> _WORK TASK_
Show all the lines in the data below that include the word "Streamrun".

> _DATA FOR ANALYSIS_
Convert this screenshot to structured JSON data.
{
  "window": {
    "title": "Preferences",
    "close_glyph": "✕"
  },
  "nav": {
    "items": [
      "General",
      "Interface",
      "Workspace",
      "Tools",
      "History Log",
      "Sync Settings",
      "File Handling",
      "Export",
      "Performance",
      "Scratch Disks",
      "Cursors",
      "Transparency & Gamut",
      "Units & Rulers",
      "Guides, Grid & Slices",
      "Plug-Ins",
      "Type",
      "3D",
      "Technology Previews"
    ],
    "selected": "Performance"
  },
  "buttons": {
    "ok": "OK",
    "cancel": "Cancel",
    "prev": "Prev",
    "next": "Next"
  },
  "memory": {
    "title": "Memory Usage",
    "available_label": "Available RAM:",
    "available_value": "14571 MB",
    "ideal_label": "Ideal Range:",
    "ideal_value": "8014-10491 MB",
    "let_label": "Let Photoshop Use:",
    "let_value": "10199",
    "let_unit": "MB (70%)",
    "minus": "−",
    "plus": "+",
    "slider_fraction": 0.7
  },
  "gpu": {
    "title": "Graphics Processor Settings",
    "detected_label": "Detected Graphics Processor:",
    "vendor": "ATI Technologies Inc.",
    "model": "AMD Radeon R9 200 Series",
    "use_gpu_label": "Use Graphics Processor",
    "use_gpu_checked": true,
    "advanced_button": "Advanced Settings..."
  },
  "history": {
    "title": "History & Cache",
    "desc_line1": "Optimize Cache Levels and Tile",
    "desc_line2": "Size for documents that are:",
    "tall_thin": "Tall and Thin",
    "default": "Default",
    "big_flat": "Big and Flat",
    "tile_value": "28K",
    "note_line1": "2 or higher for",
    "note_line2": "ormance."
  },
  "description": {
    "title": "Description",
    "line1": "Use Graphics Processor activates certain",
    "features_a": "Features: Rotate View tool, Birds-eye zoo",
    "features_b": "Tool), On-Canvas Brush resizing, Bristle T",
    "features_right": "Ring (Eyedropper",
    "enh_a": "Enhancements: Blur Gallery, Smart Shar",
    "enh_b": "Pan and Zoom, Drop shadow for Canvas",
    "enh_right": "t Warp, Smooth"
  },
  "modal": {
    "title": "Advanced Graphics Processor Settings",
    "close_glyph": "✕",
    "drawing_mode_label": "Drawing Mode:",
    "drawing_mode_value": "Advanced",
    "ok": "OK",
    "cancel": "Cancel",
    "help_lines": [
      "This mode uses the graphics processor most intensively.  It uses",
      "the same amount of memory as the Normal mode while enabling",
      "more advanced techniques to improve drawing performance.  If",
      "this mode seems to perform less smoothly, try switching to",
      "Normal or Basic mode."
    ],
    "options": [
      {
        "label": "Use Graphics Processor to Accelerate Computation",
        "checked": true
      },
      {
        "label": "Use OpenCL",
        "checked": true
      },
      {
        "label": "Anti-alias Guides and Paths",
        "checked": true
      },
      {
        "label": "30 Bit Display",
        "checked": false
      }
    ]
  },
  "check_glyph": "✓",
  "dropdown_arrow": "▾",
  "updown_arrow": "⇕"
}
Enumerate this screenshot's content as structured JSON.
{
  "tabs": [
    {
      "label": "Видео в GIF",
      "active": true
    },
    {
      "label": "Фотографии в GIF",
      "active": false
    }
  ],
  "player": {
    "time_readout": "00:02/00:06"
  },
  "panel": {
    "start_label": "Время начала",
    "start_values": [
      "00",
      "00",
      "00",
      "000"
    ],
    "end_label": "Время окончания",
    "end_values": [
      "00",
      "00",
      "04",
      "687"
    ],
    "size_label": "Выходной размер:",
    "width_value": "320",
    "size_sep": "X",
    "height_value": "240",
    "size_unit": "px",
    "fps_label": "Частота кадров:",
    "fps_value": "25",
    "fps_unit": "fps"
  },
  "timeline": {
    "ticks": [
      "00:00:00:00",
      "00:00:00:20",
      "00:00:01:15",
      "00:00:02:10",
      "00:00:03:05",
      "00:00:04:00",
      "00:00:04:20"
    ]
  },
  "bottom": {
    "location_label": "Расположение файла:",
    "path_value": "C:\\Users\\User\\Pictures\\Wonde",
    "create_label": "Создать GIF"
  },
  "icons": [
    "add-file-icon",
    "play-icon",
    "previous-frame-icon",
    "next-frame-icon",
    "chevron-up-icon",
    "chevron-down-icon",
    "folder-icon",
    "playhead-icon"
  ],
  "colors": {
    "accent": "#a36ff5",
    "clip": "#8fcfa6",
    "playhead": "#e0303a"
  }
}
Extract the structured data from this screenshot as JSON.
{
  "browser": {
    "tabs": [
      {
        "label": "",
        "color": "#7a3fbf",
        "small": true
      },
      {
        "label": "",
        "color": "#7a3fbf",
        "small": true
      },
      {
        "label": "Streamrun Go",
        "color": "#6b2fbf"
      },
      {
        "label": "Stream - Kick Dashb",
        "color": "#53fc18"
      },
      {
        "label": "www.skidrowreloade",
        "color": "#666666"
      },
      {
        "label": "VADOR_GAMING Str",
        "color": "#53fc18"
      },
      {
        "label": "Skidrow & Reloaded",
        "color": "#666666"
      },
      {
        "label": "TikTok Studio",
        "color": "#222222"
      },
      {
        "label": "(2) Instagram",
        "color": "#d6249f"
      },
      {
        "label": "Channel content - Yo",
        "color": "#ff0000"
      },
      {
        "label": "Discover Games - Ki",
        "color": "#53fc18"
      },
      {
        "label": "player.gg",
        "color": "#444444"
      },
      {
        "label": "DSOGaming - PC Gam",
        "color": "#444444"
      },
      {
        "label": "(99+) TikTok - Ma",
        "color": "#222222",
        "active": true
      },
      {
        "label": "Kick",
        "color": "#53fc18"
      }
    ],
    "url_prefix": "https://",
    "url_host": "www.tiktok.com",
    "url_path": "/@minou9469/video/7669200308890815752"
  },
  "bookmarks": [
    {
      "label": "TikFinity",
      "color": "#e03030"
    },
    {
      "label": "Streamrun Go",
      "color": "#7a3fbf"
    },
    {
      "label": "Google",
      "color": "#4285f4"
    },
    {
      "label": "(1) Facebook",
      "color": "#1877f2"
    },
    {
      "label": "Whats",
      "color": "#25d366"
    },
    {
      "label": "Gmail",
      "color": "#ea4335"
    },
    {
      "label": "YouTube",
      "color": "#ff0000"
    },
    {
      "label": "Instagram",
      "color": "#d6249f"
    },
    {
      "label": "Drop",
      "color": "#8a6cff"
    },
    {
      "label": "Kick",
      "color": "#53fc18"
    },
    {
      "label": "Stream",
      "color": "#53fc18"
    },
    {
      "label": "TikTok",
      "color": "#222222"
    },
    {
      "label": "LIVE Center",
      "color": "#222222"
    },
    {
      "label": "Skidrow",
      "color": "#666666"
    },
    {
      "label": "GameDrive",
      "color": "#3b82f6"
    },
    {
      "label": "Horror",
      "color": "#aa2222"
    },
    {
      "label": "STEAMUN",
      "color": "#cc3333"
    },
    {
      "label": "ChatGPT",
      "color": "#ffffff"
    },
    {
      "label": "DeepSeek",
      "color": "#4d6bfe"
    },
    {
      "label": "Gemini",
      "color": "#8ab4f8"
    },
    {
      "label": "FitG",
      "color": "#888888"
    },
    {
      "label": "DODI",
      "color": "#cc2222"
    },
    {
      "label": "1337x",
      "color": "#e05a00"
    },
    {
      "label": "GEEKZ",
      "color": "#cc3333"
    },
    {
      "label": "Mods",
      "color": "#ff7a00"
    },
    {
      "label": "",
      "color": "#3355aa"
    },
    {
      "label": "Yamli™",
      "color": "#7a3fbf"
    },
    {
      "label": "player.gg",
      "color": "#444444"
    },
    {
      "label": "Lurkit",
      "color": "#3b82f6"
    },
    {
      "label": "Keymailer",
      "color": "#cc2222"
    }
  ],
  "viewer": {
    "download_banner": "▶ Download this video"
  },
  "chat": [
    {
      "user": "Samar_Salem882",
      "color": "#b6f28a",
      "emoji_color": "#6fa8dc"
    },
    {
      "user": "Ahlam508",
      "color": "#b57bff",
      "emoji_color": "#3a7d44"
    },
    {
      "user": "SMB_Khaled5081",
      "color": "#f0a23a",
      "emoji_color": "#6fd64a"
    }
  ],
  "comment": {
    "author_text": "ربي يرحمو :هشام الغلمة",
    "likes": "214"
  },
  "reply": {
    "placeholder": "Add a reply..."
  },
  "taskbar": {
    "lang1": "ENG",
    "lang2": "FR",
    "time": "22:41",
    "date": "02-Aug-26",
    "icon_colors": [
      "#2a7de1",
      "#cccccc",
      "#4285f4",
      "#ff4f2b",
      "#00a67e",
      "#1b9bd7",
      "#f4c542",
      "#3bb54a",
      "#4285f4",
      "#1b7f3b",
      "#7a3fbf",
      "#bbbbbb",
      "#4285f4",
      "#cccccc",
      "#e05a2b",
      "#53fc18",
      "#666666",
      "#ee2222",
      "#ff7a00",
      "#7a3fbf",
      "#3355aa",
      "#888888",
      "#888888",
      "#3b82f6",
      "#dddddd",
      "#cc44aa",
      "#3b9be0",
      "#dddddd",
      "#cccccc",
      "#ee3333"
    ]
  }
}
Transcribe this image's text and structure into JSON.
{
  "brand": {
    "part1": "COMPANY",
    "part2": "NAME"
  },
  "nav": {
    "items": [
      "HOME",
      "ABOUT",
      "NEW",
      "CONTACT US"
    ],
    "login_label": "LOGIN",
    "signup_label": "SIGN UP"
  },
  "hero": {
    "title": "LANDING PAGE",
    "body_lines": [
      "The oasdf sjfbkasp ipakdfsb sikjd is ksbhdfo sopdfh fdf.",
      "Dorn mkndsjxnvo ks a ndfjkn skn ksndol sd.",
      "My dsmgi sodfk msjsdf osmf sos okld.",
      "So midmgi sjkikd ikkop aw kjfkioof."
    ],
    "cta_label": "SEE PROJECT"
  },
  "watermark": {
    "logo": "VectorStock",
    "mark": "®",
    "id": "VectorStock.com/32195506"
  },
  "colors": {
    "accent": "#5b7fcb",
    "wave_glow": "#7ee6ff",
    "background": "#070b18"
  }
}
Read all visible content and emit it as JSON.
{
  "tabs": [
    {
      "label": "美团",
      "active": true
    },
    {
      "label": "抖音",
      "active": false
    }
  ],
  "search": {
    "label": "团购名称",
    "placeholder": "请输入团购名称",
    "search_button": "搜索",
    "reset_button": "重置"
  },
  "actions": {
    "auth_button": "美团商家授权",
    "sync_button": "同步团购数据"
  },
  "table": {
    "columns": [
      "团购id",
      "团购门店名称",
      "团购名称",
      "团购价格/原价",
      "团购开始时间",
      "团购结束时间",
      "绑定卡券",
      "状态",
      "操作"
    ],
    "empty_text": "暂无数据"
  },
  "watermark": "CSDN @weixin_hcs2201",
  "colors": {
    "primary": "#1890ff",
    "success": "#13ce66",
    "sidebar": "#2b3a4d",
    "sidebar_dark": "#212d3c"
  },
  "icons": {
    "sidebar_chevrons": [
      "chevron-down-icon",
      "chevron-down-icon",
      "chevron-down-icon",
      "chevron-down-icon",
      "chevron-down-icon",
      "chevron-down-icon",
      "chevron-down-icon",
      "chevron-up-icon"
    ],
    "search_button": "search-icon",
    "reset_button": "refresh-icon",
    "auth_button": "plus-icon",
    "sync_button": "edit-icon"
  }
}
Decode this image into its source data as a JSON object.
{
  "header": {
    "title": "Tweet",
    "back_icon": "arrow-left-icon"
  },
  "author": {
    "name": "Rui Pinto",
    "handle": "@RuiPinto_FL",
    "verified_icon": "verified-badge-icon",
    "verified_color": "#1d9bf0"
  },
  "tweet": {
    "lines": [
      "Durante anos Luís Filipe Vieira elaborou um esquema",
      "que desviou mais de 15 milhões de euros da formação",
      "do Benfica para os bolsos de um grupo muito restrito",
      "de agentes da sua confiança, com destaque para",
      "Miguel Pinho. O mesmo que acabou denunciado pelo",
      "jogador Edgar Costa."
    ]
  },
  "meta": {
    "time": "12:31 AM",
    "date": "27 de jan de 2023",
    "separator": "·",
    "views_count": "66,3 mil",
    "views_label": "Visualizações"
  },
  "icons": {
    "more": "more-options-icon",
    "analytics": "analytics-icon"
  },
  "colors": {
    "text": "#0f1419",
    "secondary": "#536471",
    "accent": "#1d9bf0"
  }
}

> _EXERCISE SOLUTION_
        "label": "Streamrun Go",
      "label": "Streamrun Go",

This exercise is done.